Unfortunately, this game requires complacent government officials, who may have hopes of gaining employment with their supplier (BAH, Microsoft, Amazon Web Services, ServiceNow and others) where the revolving door is spinning faster than ever. Enforcement of OCI is hard because those who have complained or protested face reprisals or have found themselves on the agency’s hidden blacklist. “Snitches get stiches,” as the saying goes.
Congress, the Government Accountability Office and the Justice Department must act to stop this type of systematic corruption before we lose the next war fought in cyber space. Congress must enforce FAR 9.5 rules by banning OCI mitigation plans. GAO must uphold protests where the contractor has significant influences in program design and selection. And DoJ must stop allowing contractors to buy their way out of enforcement as we saw with the record $377 million False Claims Act settlement with Booz Allen.
Russia used to be a superpower, and has become a second rate power due to unfettered corruption. If we do not change our ways, we will end up in the same category while we watch the rise of China.
Congressional and executive branch inaction is not an option. It’s time for lawmakers and agency leaders to ensure the rigor of oversight is applied to contractors who are putting our national security at risk by ignoring conflict of interest rules. More and more agency heads are telling their contractors to choose between advisor and performer.

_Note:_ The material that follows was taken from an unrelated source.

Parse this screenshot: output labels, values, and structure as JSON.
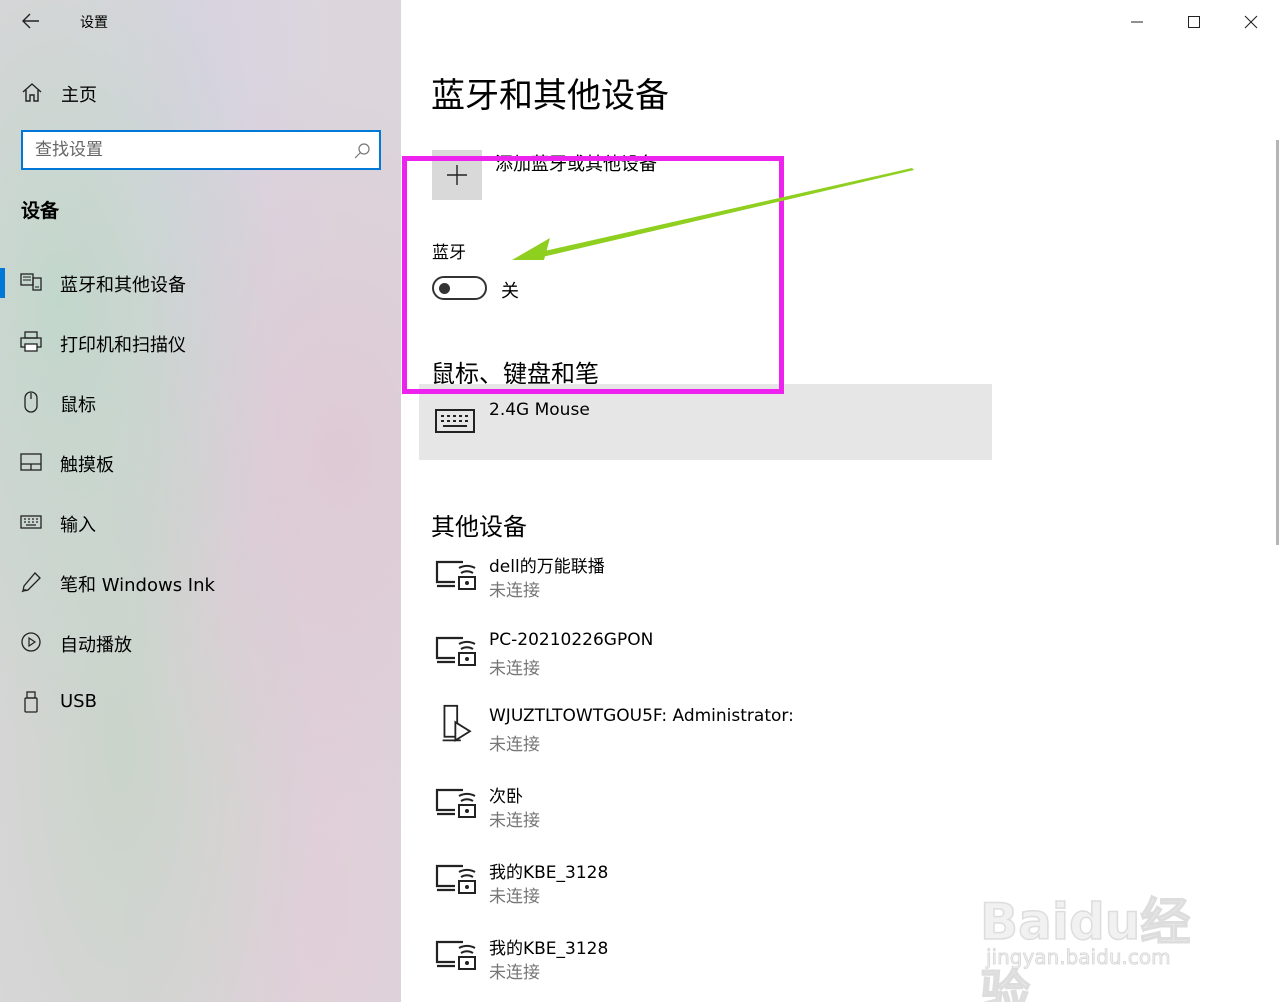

John Weiler is cofounder and executive director of the IT Acquisition Advisory Council (IT-AAC.org), a public/private partnership dedicated to driving commercial innovations and fair/open competition in the public sector.